[Excerpts from an interface dataset]
———

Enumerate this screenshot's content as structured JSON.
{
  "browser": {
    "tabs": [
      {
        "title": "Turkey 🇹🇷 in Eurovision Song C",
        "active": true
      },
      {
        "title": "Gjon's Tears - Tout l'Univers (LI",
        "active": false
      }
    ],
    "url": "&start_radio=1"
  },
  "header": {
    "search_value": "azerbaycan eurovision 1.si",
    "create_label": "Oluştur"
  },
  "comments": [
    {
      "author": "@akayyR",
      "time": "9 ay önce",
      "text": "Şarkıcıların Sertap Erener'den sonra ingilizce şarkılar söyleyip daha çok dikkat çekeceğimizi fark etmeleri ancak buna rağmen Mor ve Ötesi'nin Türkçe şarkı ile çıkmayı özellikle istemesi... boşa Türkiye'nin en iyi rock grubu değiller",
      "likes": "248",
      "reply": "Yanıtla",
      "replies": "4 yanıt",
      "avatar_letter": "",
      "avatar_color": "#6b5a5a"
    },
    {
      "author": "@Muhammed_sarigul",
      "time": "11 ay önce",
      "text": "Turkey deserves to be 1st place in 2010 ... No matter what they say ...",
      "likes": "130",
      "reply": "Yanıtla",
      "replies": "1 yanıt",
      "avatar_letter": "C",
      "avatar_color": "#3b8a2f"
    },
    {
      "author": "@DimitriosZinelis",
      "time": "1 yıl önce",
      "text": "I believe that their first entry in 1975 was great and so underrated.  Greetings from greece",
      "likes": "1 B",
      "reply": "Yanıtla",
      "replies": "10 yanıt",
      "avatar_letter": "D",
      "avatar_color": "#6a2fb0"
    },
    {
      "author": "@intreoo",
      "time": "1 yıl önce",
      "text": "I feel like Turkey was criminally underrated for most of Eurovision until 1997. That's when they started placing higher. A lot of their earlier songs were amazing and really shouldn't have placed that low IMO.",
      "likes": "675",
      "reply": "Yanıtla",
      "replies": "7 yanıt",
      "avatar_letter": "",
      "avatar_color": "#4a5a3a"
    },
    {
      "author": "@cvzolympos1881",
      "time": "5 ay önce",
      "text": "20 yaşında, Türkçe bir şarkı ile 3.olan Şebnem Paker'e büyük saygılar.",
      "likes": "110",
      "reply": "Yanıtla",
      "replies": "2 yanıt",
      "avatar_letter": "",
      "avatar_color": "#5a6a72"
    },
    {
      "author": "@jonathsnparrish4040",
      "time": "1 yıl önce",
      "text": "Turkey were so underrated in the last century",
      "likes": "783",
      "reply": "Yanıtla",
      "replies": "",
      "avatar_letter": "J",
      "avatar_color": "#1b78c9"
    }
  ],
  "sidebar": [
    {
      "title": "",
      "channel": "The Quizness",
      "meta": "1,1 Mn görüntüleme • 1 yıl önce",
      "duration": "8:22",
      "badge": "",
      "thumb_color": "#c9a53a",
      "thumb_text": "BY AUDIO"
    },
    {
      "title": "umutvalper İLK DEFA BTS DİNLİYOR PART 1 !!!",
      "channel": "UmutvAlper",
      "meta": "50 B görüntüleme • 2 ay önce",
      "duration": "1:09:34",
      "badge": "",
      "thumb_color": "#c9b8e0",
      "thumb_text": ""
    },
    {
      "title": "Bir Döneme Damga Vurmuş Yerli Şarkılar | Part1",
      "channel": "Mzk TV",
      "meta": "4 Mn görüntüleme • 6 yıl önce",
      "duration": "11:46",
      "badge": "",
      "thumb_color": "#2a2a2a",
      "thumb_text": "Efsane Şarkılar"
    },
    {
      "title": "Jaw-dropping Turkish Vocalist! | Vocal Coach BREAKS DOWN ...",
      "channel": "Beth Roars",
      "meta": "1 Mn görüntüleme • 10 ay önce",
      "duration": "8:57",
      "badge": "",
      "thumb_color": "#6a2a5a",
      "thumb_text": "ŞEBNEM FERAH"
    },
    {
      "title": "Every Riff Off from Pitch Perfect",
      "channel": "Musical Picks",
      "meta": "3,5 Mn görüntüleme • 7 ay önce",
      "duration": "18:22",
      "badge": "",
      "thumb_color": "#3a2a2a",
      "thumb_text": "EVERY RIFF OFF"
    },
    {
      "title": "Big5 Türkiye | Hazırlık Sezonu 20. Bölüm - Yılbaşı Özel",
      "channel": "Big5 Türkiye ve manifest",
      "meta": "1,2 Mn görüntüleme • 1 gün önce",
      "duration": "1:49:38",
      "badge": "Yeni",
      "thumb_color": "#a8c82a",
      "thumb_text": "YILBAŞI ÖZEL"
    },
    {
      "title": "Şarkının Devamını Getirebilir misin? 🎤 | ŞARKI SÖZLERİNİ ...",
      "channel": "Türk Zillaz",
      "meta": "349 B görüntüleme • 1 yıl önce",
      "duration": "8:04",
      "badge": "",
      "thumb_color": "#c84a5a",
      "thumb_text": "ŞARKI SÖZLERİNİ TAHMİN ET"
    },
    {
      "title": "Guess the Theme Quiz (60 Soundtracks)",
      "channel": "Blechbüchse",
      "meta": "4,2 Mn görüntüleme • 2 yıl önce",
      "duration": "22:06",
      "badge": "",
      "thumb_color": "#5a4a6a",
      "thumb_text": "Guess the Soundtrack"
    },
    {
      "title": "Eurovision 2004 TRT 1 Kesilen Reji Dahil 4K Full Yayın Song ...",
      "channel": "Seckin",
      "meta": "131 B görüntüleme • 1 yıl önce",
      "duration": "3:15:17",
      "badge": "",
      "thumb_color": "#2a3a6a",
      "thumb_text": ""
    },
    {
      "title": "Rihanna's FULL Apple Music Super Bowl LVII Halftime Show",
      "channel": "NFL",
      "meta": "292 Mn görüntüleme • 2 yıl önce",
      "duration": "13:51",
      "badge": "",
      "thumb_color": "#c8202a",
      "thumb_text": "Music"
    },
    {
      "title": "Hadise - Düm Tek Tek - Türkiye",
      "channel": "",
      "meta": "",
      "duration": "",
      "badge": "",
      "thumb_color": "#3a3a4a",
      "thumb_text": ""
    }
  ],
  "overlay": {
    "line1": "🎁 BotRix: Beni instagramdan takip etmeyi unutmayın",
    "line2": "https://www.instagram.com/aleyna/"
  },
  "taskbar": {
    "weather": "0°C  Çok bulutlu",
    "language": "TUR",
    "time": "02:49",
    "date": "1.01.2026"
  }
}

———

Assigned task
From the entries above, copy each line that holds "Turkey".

Reply
        "title": "Turkey 🇹🇷 in Eurovision Song C",
      "text": "Turkey deserves to be 1st place in 2010 ... No matter what they say ...",
      "text": "I feel like Turkey was criminally underrated for most of Eurovision until 1997. That's when they started placing higher. A lot of their earlier songs were amazing and really shouldn't have placed that low IMO.",
      "text": "Turkey were so underrated in the last century",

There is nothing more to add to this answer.